When we moved here some years back we were presented with quite a wilderness. The house was just about to reach at least its second dereliction in as many decades and the garden was in need of some serious help to try and bring it back to some semblance of order. A previous owner had planted up some wonderful fruit trees included a variety of Shropshire prune, plus a number of apple, cherry and pear trees however these had been abandoned for a number of years and its taken sometime to gradually bring as many as we could back into productivity. Ok, some people would advocate starting over with new stock plants but I really hate cutting trees down unless there is a very good reason such as disease or safety, besides theres something wonderful about a knarled old Bramley bursting into life again.
By the end of February is essential you have most of your fruit tree pruning complete before the plant begins to grow so heres a step by step guide to recovering a neglected spur bearing apple tree.
This particular tree has been pruned over previous years as it was in a terrible state so if you have one that really is a congested mess then execute this process over a 3 year period in order to control the regrowth and achieve a level of productivity without stressing the tree and exposing it to potential infection or disease.
As a basic rule of thumb the first pruning activity should be the 3D’s, this is to prune out the diseased, dead or damaged branches, but by the same measure you should look to shape the tree into a bowl structure. This will let light and air through into the canopy which will not only mean healthy growth but quality productive growth. As my grandfather told me once ‘aim to create a bowl shape with enough space for a pigeon to fly through and it’ll see you right’. The old fella’s tips have never failed me yet!
What you will need
- Pruning saw/Bow saw
- Long handled loppers
No action in this step, just observation. Take a good long look at the tree structure, try to visualise a bowl like shape. It’s always good to take step back and observe throughout the process also.
Using a pruning saw remove all dead or diseased wood, cutting back to the main branch or trunk
Look for any crossing branches, they will usually show rubbing on the bark as this one does. Remove them, they will cause a wound for disease in the long run.
Prune out any whips growing on the main trunks, these will be unproductive and reduce the light and air in the tree if left to grow.
Using a bow saw or pruning saw remove any central trunks that may sprout whips and interfere with the bowl structure you are looking for.
Cut out two out of every three of the remaining new growth whips. Long handled loppers make this job quicker than ladders
Prune the remaining new growth down to three buds from the main branch cutting about an inch beyond the terminal bud.
Apply a good mulch of well rotted compost to keep the weeds down and give the tree a boost after its ‘surgery’
Stand back, have a cup of tea, and survey the shape.
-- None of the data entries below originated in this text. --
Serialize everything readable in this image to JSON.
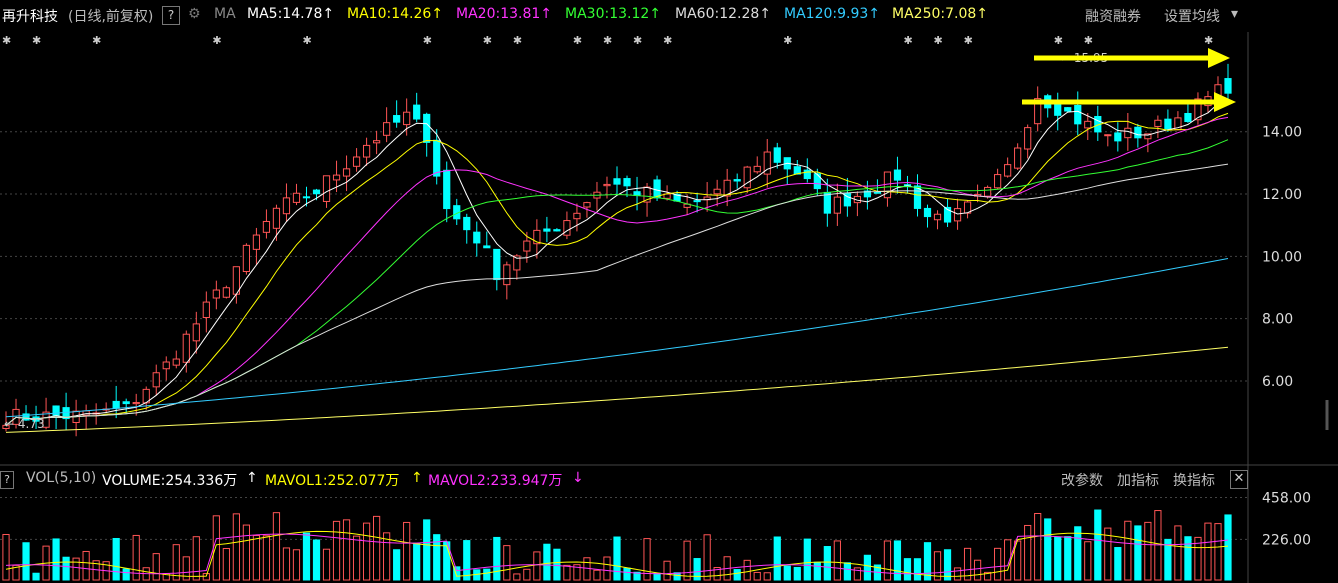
{
  "header": {
    "stock_name": "再升科技",
    "mode": "(日线,前复权)",
    "help": "?",
    "ma_label": "MA",
    "ma_items": [
      {
        "label": "MA5:14.78",
        "arrow": "↑",
        "color": "#ffffff"
      },
      {
        "label": "MA10:14.26",
        "arrow": "↑",
        "color": "#ffff00"
      },
      {
        "label": "MA20:13.81",
        "arrow": "↑",
        "color": "#ff33ff"
      },
      {
        "label": "MA30:13.12",
        "arrow": "↑",
        "color": "#33ff33"
      },
      {
        "label": "MA60:12.28",
        "arrow": "↑",
        "color": "#dddddd"
      },
      {
        "label": "MA120:9.93",
        "arrow": "↑",
        "color": "#33ccff"
      },
      {
        "label": "MA250:7.08",
        "arrow": "↑",
        "color": "#ffff66"
      }
    ],
    "rzrq": "融资融券",
    "settings": "设置均线",
    "settings_arrow": "▾"
  },
  "volume_header": {
    "help": "?",
    "label": "VOL(5,10)",
    "volume": "VOLUME:254.336万",
    "volume_arrow": "↑",
    "mavol1": "MAVOL1:252.077万",
    "mavol1_arrow": "↑",
    "mavol2": "MAVOL2:233.947万",
    "mavol2_arrow": "↓",
    "change_params": "改参数",
    "add_indicator": "加指标",
    "switch_indicator": "换指标",
    "close": "✕"
  },
  "chart_data": {
    "type": "candlestick",
    "price_axis": {
      "ticks": [
        "14.00",
        "12.00",
        "10.00",
        "8.00",
        "6.00"
      ],
      "values": [
        14,
        12,
        10,
        8,
        6
      ],
      "ylim": [
        3.4,
        17.2
      ]
    },
    "volume_axis": {
      "ticks": [
        "458.00",
        "226.00"
      ],
      "values": [
        458,
        226
      ],
      "ylim": [
        0,
        500
      ]
    },
    "annotations": {
      "high_label": "15.95",
      "low_label": "4.73"
    },
    "colors": {
      "up": "#ff5555",
      "down": "#00ffff",
      "grid": "#444444"
    }
  }
}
Identify if there is any remaining pruning required in order to achieve that desired bowl shape
Fruits of your labours